Task to complete ▸
Write out every record below exactly as it stands, leaving the pictures out.

[Items from an interface collection]
_ _ _ _

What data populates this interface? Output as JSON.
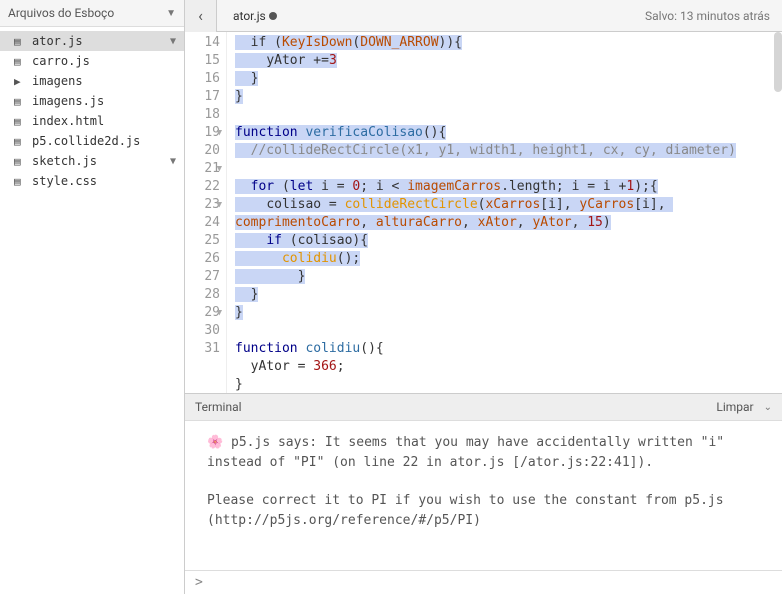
{
  "sidebar": {
    "title": "Arquivos do Esboço",
    "items": [
      {
        "icon": "▤",
        "name": "ator.js",
        "active": true,
        "hasMore": true
      },
      {
        "icon": "▤",
        "name": "carro.js"
      },
      {
        "icon": "▶",
        "name": "imagens"
      },
      {
        "icon": "▤",
        "name": "imagens.js"
      },
      {
        "icon": "▤",
        "name": "index.html"
      },
      {
        "icon": "▤",
        "name": "p5.collide2d.js"
      },
      {
        "icon": "▤",
        "name": "sketch.js",
        "hasMore": true
      },
      {
        "icon": "▤",
        "name": "style.css"
      }
    ]
  },
  "tab": {
    "name": "ator.js",
    "dirty": true
  },
  "saved": "Salvo: 13 minutos atrás",
  "terminal": {
    "title": "Terminal",
    "clear": "Limpar",
    "msg1": "🌸 p5.js says: It seems that you may have accidentally written \"i\" instead of \"PI\" (on line 22 in ator.js [/ator.js:22:41]).",
    "msg2": "Please correct it to PI if you wish to use the constant from p5.js (http://p5js.org/reference/#/p5/PI)",
    "prompt": ">"
  },
  "code": {
    "lines": [
      {
        "n": 14,
        "fold": "",
        "html": "<span class='hl'>  if (<span class='id2'>KeyIsDown</span>(<span class='id2'>DOWN_ARROW</span>)){</span>"
      },
      {
        "n": 15,
        "fold": "",
        "html": "<span class='hl'>    yAtor +=<span class='num'>3</span></span>"
      },
      {
        "n": 16,
        "fold": "",
        "html": "<span class='hl'>  }</span>"
      },
      {
        "n": 17,
        "fold": "",
        "html": "<span class='hl'>}</span>"
      },
      {
        "n": 18,
        "fold": "",
        "html": ""
      },
      {
        "n": 19,
        "fold": "▼",
        "html": "<span class='hl'><span class='kw'>function</span> <span class='fn'>verificaColisao</span>(){</span>"
      },
      {
        "n": 20,
        "fold": "",
        "html": "<span class='hl'>  <span class='cm'>//collideRectCircle(x1, y1, width1, height1, cx, cy, diameter)</span></span>"
      },
      {
        "n": 21,
        "fold": "▼",
        "html": "<span class='hl'>  <span class='kw'>for</span> (<span class='kw'>let</span> i = <span class='num'>0</span>; i &lt; <span class='id2'>imagemCarros</span>.length; i = i +<span class='num'>1</span>);{</span>"
      },
      {
        "n": 22,
        "fold": "",
        "html": "<span class='hl'>    colisao = <span class='fn2'>collideRectCircle</span>(<span class='id2'>xCarros</span>[i], <span class='id2'>yCarros</span>[i], <span class='id2'>comprimentoCarro</span>, <span class='id2'>alturaCarro</span>, <span class='id2'>xAtor</span>, <span class='id2'>yAtor</span>, <span class='num'>15</span>)</span>"
      },
      {
        "n": 23,
        "fold": "▼",
        "html": "<span class='hl'>    <span class='kw'>if</span> (colisao){</span>"
      },
      {
        "n": 24,
        "fold": "",
        "html": "<span class='hl'>      <span class='fn2'>colidiu</span>();</span>"
      },
      {
        "n": 25,
        "fold": "",
        "html": "<span class='hl'>        }</span>"
      },
      {
        "n": 26,
        "fold": "",
        "html": "<span class='hl'>  }</span>"
      },
      {
        "n": 27,
        "fold": "",
        "html": "<span class='hl'>}</span>"
      },
      {
        "n": 28,
        "fold": "",
        "html": ""
      },
      {
        "n": 29,
        "fold": "▼",
        "html": "<span class='kw'>function</span> <span class='fn'>colidiu</span>(){"
      },
      {
        "n": 30,
        "fold": "",
        "html": "  yAtor = <span class='num'>366</span>;"
      },
      {
        "n": 31,
        "fold": "",
        "html": "}"
      }
    ]
  }
}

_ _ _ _

Exercise answer ▸
What data populates this interface? Output as JSON.
{
  "sidebar": {
    "title": "Arquivos do Esboço",
    "items": [
      {
        "icon": "▤",
        "name": "ator.js",
        "active": true,
        "hasMore": true
      },
      {
        "icon": "▤",
        "name": "carro.js"
      },
      {
        "icon": "▶",
        "name": "imagens"
      },
      {
        "icon": "▤",
        "name": "imagens.js"
      },
      {
        "icon": "▤",
        "name": "index.html"
      },
      {
        "icon": "▤",
        "name": "p5.collide2d.js"
      },
      {
        "icon": "▤",
        "name": "sketch.js",
        "hasMore": true
      },
      {
        "icon": "▤",
        "name": "style.css"
      }
    ]
  },
  "tab": {
    "name": "ator.js",
    "dirty": true
  },
  "saved": "Salvo: 13 minutos atrás",
  "terminal": {
    "title": "Terminal",
    "clear": "Limpar",
    "msg1": "🌸 p5.js says: It seems that you may have accidentally written \"i\" instead of \"PI\" (on line 22 in ator.js [/ator.js:22:41]).",
    "msg2": "Please correct it to PI if you wish to use the constant from p5.js (http://p5js.org/reference/#/p5/PI)",
    "prompt": ">"
  },
  "code": {
    "lines": [
      {
        "n": 14,
        "fold": "",
        "html": "<span class='hl'>  if (<span class='id2'>KeyIsDown</span>(<span class='id2'>DOWN_ARROW</span>)){</span>"
      },
      {
        "n": 15,
        "fold": "",
        "html": "<span class='hl'>    yAtor +=<span class='num'>3</span></span>"
      },
      {
        "n": 16,
        "fold": "",
        "html": "<span class='hl'>  }</span>"
      },
      {
        "n": 17,
        "fold": "",
        "html": "<span class='hl'>}</span>"
      },
      {
        "n": 18,
        "fold": "",
        "html": ""
      },
      {
        "n": 19,
        "fold": "▼",
        "html": "<span class='hl'><span class='kw'>function</span> <span class='fn'>verificaColisao</span>(){</span>"
      },
      {
        "n": 20,
        "fold": "",
        "html": "<span class='hl'>  <span class='cm'>//collideRectCircle(x1, y1, width1, height1, cx, cy, diameter)</span></span>"
      },
      {
        "n": 21,
        "fold": "▼",
        "html": "<span class='hl'>  <span class='kw'>for</span> (<span class='kw'>let</span> i = <span class='num'>0</span>; i &lt; <span class='id2'>imagemCarros</span>.length; i = i +<span class='num'>1</span>);{</span>"
      },
      {
        "n": 22,
        "fold": "",
        "html": "<span class='hl'>    colisao = <span class='fn2'>collideRectCircle</span>(<span class='id2'>xCarros</span>[i], <span class='id2'>yCarros</span>[i], <span class='id2'>comprimentoCarro</span>, <span class='id2'>alturaCarro</span>, <span class='id2'>xAtor</span>, <span class='id2'>yAtor</span>, <span class='num'>15</span>)</span>"
      },
      {
        "n": 23,
        "fold": "▼",
        "html": "<span class='hl'>    <span class='kw'>if</span> (colisao){</span>"
      },
      {
        "n": 24,
        "fold": "",
        "html": "<span class='hl'>      <span class='fn2'>colidiu</span>();</span>"
      },
      {
        "n": 25,
        "fold": "",
        "html": "<span class='hl'>        }</span>"
      },
      {
        "n": 26,
        "fold": "",
        "html": "<span class='hl'>  }</span>"
      },
      {
        "n": 27,
        "fold": "",
        "html": "<span class='hl'>}</span>"
      },
      {
        "n": 28,
        "fold": "",
        "html": ""
      },
      {
        "n": 29,
        "fold": "▼",
        "html": "<span class='kw'>function</span> <span class='fn'>colidiu</span>(){"
      },
      {
        "n": 30,
        "fold": "",
        "html": "  yAtor = <span class='num'>366</span>;"
      },
      {
        "n": 31,
        "fold": "",
        "html": "}"
      }
    ]
  }
}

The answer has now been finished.